Set down every entry exactly as given. Pictures are to be left out.

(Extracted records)

-*-*-

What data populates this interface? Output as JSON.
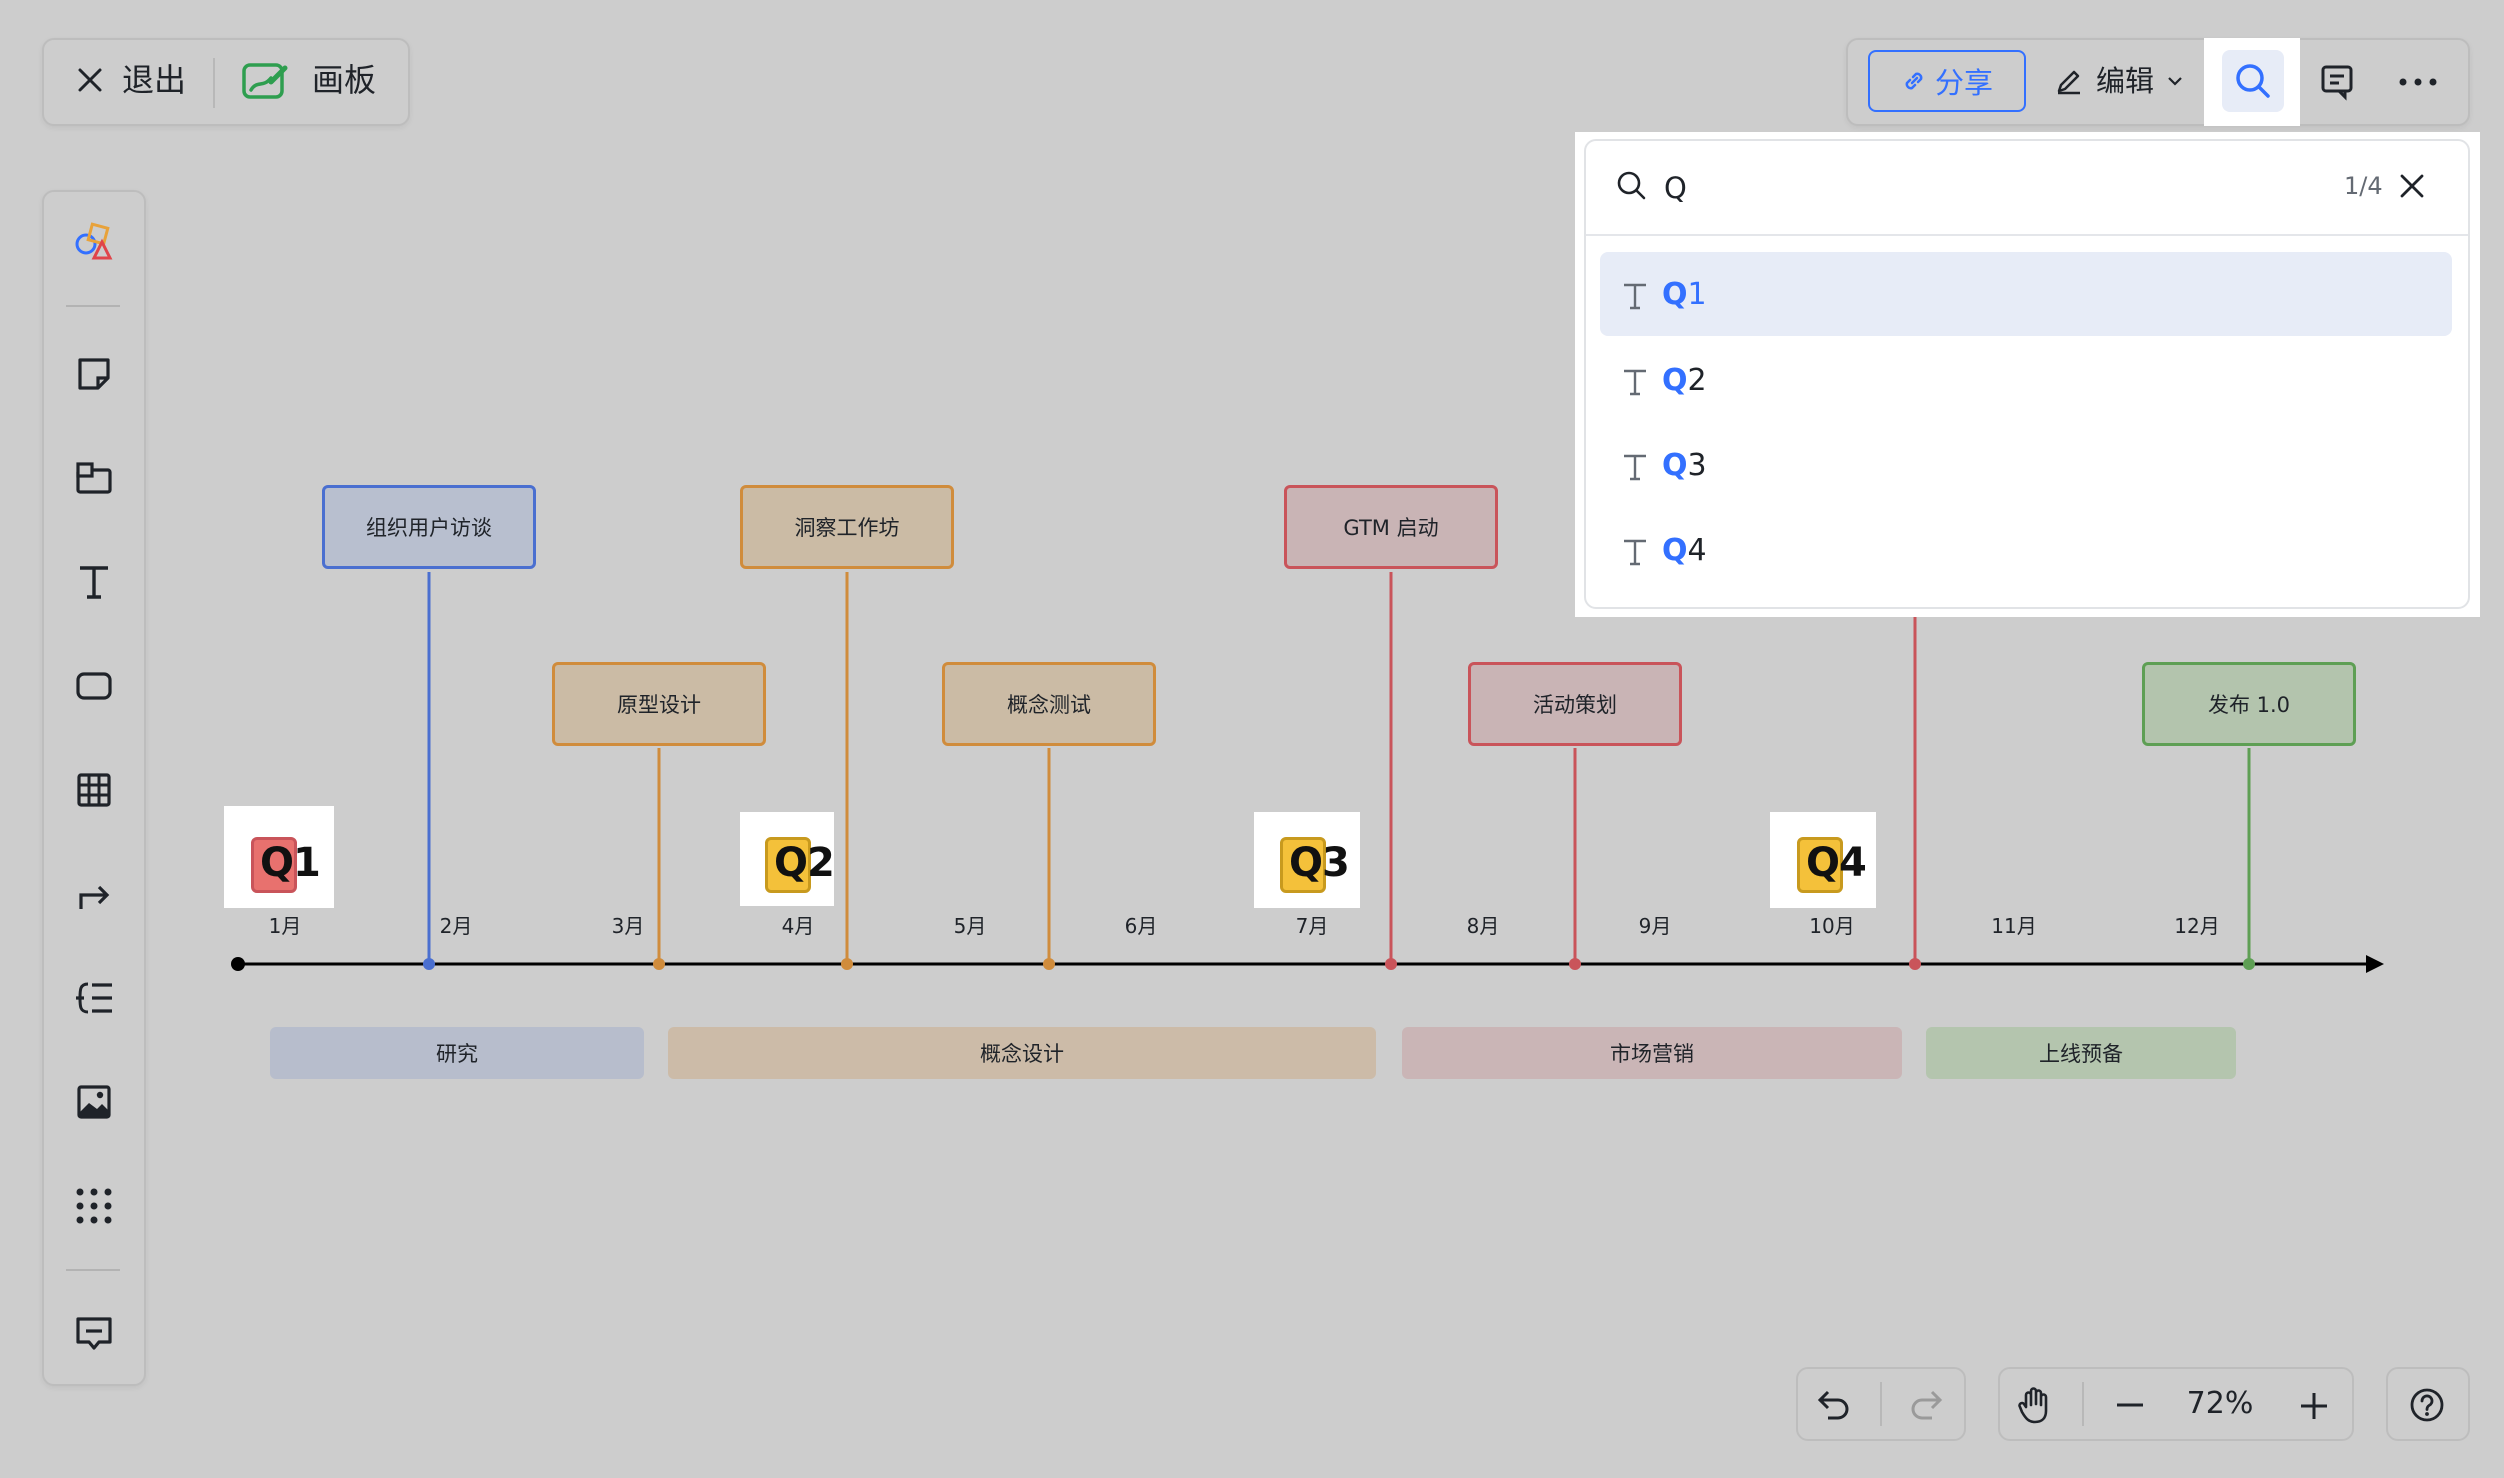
{
  "topbar": {
    "exit_label": "退出",
    "board_label": "画板",
    "share_label": "分享",
    "edit_label": "编辑"
  },
  "search": {
    "query": "Q",
    "count": "1/4",
    "results": [
      {
        "match": "Q",
        "rest": "1"
      },
      {
        "match": "Q",
        "rest": "2"
      },
      {
        "match": "Q",
        "rest": "3"
      },
      {
        "match": "Q",
        "rest": "4"
      }
    ]
  },
  "timeline": {
    "months": [
      "1月",
      "2月",
      "3月",
      "4月",
      "5月",
      "6月",
      "7月",
      "8月",
      "9月",
      "10月",
      "11月",
      "12月"
    ],
    "milestones": [
      {
        "label": "组织用户访谈"
      },
      {
        "label": "原型设计"
      },
      {
        "label": "洞察工作坊"
      },
      {
        "label": "概念测试"
      },
      {
        "label": "GTM 启动"
      },
      {
        "label": "活动策划"
      },
      {
        "label": "发布 1.0"
      }
    ],
    "phases": [
      {
        "label": "研究"
      },
      {
        "label": "概念设计"
      },
      {
        "label": "市场营销"
      },
      {
        "label": "上线预备"
      }
    ],
    "quarters": [
      "Q1",
      "Q2",
      "Q3",
      "Q4"
    ]
  },
  "zoom": {
    "level": "72%"
  },
  "colors": {
    "accent": "#3370ff",
    "blue": "#4a6fd0",
    "orange": "#d08c3c",
    "red": "#c9545a",
    "green": "#5e9f54"
  }
}
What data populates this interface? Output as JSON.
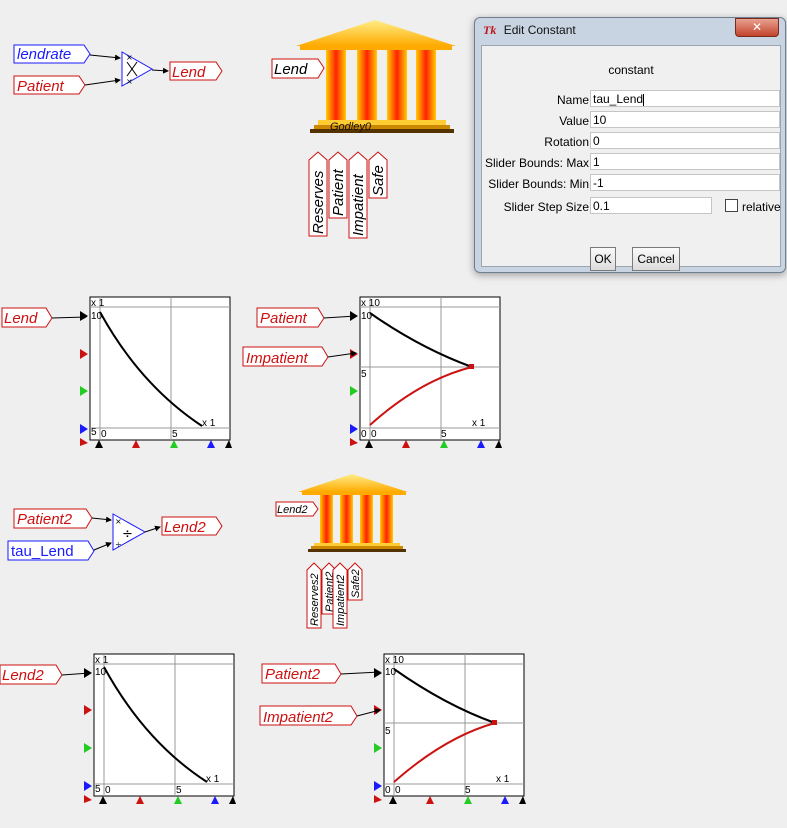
{
  "canvas": {
    "top_mult": {
      "inputs": [
        "lendrate",
        "Patient"
      ],
      "output": "Lend"
    },
    "godley1": {
      "name": "Godley0",
      "input": "Lend",
      "columns": [
        "Reserves",
        "Patient",
        "Impatient",
        "Safe"
      ]
    },
    "plot1": {
      "inputs": [
        "Lend"
      ],
      "ylabel_top": "x 1",
      "ymax": "10",
      "ymin": "5",
      "xmin": "0",
      "xmid": "5",
      "xscale": "x 1"
    },
    "plot2": {
      "inputs": [
        "Patient",
        "Impatient"
      ],
      "ylabel_top": "x 10",
      "ymax": "10",
      "ymid": "5",
      "ymin": "0",
      "xmin": "0",
      "xmid": "5",
      "xscale": "x 1"
    },
    "div_block": {
      "inputs": [
        "Patient2",
        "tau_Lend"
      ],
      "output": "Lend2"
    },
    "godley2": {
      "input": "Lend2",
      "columns": [
        "Reserves2",
        "Patient2",
        "Impatient2",
        "Safe2"
      ]
    },
    "plot3": {
      "inputs": [
        "Lend2"
      ],
      "ylabel_top": "x 1",
      "ymax": "10",
      "ymin": "5",
      "xmin": "0",
      "xmid": "5",
      "xscale": "x 1"
    },
    "plot4": {
      "inputs": [
        "Patient2",
        "Impatient2"
      ],
      "ylabel_top": "x 10",
      "ymax": "10",
      "ymid": "5",
      "ymin": "0",
      "xmin": "0",
      "xmid": "5",
      "xscale": "x 1"
    }
  },
  "dialog": {
    "icon": "tk-feather-icon",
    "title": "Edit Constant",
    "close": "✕",
    "heading": "constant",
    "fields": [
      {
        "label": "Name",
        "value": "tau_Lend"
      },
      {
        "label": "Value",
        "value": "10"
      },
      {
        "label": "Rotation",
        "value": "0"
      },
      {
        "label": "Slider Bounds: Max",
        "value": "1"
      },
      {
        "label": "Slider Bounds: Min",
        "value": "-1"
      },
      {
        "label": "Slider Step Size",
        "value": "0.1"
      }
    ],
    "relative_label": "relative",
    "relative_checked": false,
    "ok": "OK",
    "cancel": "Cancel"
  },
  "colors": {
    "blue": "#1a1aff",
    "red": "#cc1111",
    "green": "#22cc22",
    "dialog_frame": "#c8d4e2"
  }
}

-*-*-

*Answer to the exercise*
What data populates this interface? Output as JSON.
{
  "topbar": {
    "exit_label": "退出",
    "board_label": "画板",
    "share_label": "分享",
    "edit_label": "编辑"
  },
  "search": {
    "query": "Q",
    "count": "1/4",
    "results": [
      {
        "match": "Q",
        "rest": "1"
      },
      {
        "match": "Q",
        "rest": "2"
      },
      {
        "match": "Q",
        "rest": "3"
      },
      {
        "match": "Q",
        "rest": "4"
      }
    ]
  },
  "timeline": {
    "months": [
      "1月",
      "2月",
      "3月",
      "4月",
      "5月",
      "6月",
      "7月",
      "8月",
      "9月",
      "10月",
      "11月",
      "12月"
    ],
    "milestones": [
      {
        "label": "组织用户访谈"
      },
      {
        "label": "原型设计"
      },
      {
        "label": "洞察工作坊"
      },
      {
        "label": "概念测试"
      },
      {
        "label": "GTM 启动"
      },
      {
        "label": "活动策划"
      },
      {
        "label": "发布 1.0"
      }
    ],
    "phases": [
      {
        "label": "研究"
      },
      {
        "label": "概念设计"
      },
      {
        "label": "市场营销"
      },
      {
        "label": "上线预备"
      }
    ],
    "quarters": [
      "Q1",
      "Q2",
      "Q3",
      "Q4"
    ]
  },
  "zoom": {
    "level": "72%"
  },
  "colors": {
    "accent": "#3370ff",
    "blue": "#4a6fd0",
    "orange": "#d08c3c",
    "red": "#c9545a",
    "green": "#5e9f54"
  }
}
What data populates this interface? Output as JSON.
{
  "canvas": {
    "top_mult": {
      "inputs": [
        "lendrate",
        "Patient"
      ],
      "output": "Lend"
    },
    "godley1": {
      "name": "Godley0",
      "input": "Lend",
      "columns": [
        "Reserves",
        "Patient",
        "Impatient",
        "Safe"
      ]
    },
    "plot1": {
      "inputs": [
        "Lend"
      ],
      "ylabel_top": "x 1",
      "ymax": "10",
      "ymin": "5",
      "xmin": "0",
      "xmid": "5",
      "xscale": "x 1"
    },
    "plot2": {
      "inputs": [
        "Patient",
        "Impatient"
      ],
      "ylabel_top": "x 10",
      "ymax": "10",
      "ymid": "5",
      "ymin": "0",
      "xmin": "0",
      "xmid": "5",
      "xscale": "x 1"
    },
    "div_block": {
      "inputs": [
        "Patient2",
        "tau_Lend"
      ],
      "output": "Lend2"
    },
    "godley2": {
      "input": "Lend2",
      "columns": [
        "Reserves2",
        "Patient2",
        "Impatient2",
        "Safe2"
      ]
    },
    "plot3": {
      "inputs": [
        "Lend2"
      ],
      "ylabel_top": "x 1",
      "ymax": "10",
      "ymin": "5",
      "xmin": "0",
      "xmid": "5",
      "xscale": "x 1"
    },
    "plot4": {
      "inputs": [
        "Patient2",
        "Impatient2"
      ],
      "ylabel_top": "x 10",
      "ymax": "10",
      "ymid": "5",
      "ymin": "0",
      "xmin": "0",
      "xmid": "5",
      "xscale": "x 1"
    }
  },
  "dialog": {
    "icon": "tk-feather-icon",
    "title": "Edit Constant",
    "close": "✕",
    "heading": "constant",
    "fields": [
      {
        "label": "Name",
        "value": "tau_Lend"
      },
      {
        "label": "Value",
        "value": "10"
      },
      {
        "label": "Rotation",
        "value": "0"
      },
      {
        "label": "Slider Bounds: Max",
        "value": "1"
      },
      {
        "label": "Slider Bounds: Min",
        "value": "-1"
      },
      {
        "label": "Slider Step Size",
        "value": "0.1"
      }
    ],
    "relative_label": "relative",
    "relative_checked": false,
    "ok": "OK",
    "cancel": "Cancel"
  },
  "colors": {
    "blue": "#1a1aff",
    "red": "#cc1111",
    "green": "#22cc22",
    "dialog_frame": "#c8d4e2"
  }
}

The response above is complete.